The “valorization of violence,” in the words of far-right extremism scholar Cynthia Miller-Idriss, runs through everything at the Reconquista club, inside and outside the fighting ring. Certain aesthetic choices that could be interpreted as innocent or a bit eccentric in a different context—a fake skull mounted on a Ukrainian trident on the wall, a shelf in the men’s bathroom “for your pistol,” or a check that comes in a leather holster—take on a more serious meaning given Azov ownership.
Even the placemat on my table was part of the design. With Ukrainian on the left and English on the right, you can, while you eat, read a spiel about what the word “Reconquista” means to Azov. They, like other far-right groups, have borrowed the word from the fifteenth-century expulsion of Muslims from Spain and given it a new meaning as a quest to keep all perceived non-Europeans out of the continent.

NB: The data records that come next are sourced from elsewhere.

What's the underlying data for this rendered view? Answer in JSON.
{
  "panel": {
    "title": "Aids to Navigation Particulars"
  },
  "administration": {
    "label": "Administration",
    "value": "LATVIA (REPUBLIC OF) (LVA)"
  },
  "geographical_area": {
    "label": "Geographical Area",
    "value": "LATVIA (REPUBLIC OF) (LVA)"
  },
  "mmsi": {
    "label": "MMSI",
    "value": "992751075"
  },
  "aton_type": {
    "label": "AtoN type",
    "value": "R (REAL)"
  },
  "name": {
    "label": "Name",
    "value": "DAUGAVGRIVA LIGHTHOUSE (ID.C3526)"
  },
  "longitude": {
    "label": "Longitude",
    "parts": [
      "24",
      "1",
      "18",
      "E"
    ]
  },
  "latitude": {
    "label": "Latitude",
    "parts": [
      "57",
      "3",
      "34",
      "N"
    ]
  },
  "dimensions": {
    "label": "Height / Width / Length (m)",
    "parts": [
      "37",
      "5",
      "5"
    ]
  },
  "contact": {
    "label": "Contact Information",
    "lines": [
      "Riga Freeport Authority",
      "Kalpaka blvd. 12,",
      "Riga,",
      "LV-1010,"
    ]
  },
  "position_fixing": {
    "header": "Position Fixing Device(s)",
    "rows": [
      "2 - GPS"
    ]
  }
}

“Reconquista is a call for the reconquest of the World—the world to come,” the placemat proclaimed in clear, albeit slightly awkward, English. “Reconquista will make Europe great again. Reconquista has already begun. Has begun from Ukraine. The future belongs to us!”
In front of me, the weight classes got heavier, the breaths through the fighters’ mouthguards louder, and the fights more fierce. In his checkered suit, the bow-tied host —speaking Russian, not Ukrainian, in a nod perhaps to potential livestream viewers outside Ukraine—seemed to get more excited introducing each bout.
The final fight I saw was enough for me. Unlike the previous ones, which ended by submission or by the referee stopping the fight, this one almost went all three rounds. The taller and lankier of the two men looked battered, eyes glassy and knees wobbling, as his trainer outside the ring literally threw in a towel to stop the fight. A black eye already forming, he made his way out of the ring with assistance and sat down next to the ringside medics a few feet from me as I got up and left.
Outside the bar, I remembered something Klymenko, the Vienna-based researcher of the far-right, told me when we spoke earlier in the week.
“Growing up in eastern Europe,” Ukraine-born Klymenko told me, “witnessing the development of the far-right, it was always looking to western Europe or the United States, and looking at what trends the Ukrainian or Russian far-right were going to copy.”
But now, he thinks, it’s started to work in reverse. Figures like Nikitin—and movements like Azov in Ukraine, able to take advantage of the politics of a country at war and a mainstream loathe to acknowledge the depth of the country’s problem with the far-right —have become “trendsetters” for the rest.
“Eastern Europe’s far-right is exporting its models to the West.”